From agriculture to nutrition
This brief (PDF) by SNV aims to present lessons learned to date in the implementation of nutrition-sensitive agriculture (NSA) activities and their impact on dietary diversity in the target communities. Poor dietary quality, particularly among vulnerable groups, continues to challenge the nutrition targets in Lao PDR. The lessons of the programme so far complement and reiterate the evidence to date in NSA. Agriculture diversity alone will have limited impact on women and infant’s dietary diversity and consideration must be given to income generating activities, market access, intra-household dynamics and social and behaviour change communication (SBCC) strategies to improve dietary and infant and young child feeding practices. Better market linkages could also contribute to an improved food environment where diverse, safe and nutritious foods are available and affordable. While there is not one model that can make agriculture more nutrition sensitive there are many opportunities and entry points for action. Further, NSA does not exist in a silo. Projects and staﬀ working in the agriculture sector will need to collaborate more effectively with other sectors including health, education, water and sanitation in order to address the multi-sectoral causes of malnutrition. The paper comes with a number of recommendations. For development partners and public sector, it is recommended to invest in participatory SBCC resources and actions that involve caregivers as well as influential family members and can address poor complementary feeding. Furthermore, integrated agriculture activities should be aligned with SBCC and vulnerable farming communities have to be included. Investment in better data collection and analysis is needed. For the private sector, strong business cases to incentivise private sector nutrition action has to be developed that links producers to markets.

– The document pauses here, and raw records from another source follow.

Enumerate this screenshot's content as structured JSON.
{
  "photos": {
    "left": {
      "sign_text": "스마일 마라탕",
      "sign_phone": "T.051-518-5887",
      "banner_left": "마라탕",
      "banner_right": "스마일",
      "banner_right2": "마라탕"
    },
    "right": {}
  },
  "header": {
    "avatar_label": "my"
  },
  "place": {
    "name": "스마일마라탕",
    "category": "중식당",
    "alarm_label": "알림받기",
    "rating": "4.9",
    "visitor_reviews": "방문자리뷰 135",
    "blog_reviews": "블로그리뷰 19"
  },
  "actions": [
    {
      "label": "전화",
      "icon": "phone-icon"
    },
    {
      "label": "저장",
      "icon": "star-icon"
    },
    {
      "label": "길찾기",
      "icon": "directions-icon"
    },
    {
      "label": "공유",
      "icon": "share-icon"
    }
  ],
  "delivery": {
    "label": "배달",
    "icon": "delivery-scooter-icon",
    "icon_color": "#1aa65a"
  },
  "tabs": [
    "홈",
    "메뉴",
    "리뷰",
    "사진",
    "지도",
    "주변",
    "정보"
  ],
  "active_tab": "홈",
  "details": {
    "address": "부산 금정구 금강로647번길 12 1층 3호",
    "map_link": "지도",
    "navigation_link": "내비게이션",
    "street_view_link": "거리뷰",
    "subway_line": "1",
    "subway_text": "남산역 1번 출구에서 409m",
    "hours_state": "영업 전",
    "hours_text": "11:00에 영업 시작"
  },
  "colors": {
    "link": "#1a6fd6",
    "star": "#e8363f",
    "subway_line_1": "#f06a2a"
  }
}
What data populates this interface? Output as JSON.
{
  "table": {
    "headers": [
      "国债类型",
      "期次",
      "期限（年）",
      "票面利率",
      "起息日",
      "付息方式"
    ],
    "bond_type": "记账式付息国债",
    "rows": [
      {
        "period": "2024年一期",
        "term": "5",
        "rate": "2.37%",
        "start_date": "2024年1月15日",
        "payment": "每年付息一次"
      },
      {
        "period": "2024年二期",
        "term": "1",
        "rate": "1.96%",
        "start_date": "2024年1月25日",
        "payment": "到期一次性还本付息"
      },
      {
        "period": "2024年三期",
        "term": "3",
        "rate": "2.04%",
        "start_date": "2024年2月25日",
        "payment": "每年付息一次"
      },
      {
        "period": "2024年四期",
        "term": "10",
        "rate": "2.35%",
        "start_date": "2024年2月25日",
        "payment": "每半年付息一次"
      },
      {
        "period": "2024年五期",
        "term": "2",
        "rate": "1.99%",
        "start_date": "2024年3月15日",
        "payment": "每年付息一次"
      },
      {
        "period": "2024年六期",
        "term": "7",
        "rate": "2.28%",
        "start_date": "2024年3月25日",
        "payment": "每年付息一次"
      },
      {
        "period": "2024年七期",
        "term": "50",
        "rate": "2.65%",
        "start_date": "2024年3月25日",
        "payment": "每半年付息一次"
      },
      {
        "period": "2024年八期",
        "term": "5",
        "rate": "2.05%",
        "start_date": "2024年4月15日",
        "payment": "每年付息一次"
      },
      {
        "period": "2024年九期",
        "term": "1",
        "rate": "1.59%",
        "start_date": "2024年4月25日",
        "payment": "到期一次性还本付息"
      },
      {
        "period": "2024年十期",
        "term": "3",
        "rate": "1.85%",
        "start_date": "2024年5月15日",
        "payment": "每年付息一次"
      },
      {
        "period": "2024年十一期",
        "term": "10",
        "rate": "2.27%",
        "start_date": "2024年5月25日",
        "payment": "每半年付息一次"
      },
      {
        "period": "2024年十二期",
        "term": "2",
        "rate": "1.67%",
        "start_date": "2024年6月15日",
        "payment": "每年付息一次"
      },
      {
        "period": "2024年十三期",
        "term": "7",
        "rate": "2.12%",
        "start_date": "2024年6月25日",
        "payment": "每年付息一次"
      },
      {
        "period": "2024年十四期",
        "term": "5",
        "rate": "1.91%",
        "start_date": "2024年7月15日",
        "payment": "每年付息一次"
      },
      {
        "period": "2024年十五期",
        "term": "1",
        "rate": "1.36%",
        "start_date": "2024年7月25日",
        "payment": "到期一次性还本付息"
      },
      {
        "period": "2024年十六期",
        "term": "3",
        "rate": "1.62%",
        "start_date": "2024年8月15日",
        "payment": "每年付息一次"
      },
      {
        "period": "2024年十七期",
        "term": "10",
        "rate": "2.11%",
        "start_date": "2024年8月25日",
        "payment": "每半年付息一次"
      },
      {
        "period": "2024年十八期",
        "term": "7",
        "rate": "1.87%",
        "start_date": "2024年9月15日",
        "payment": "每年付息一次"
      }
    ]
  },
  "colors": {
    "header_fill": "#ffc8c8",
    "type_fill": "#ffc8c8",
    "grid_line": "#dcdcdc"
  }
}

Moreover, investments in infrastructure, technologies and mechanisms to sustainably produce safe and diverse nutritious foods is recommended.
A summary of the brief can be found here.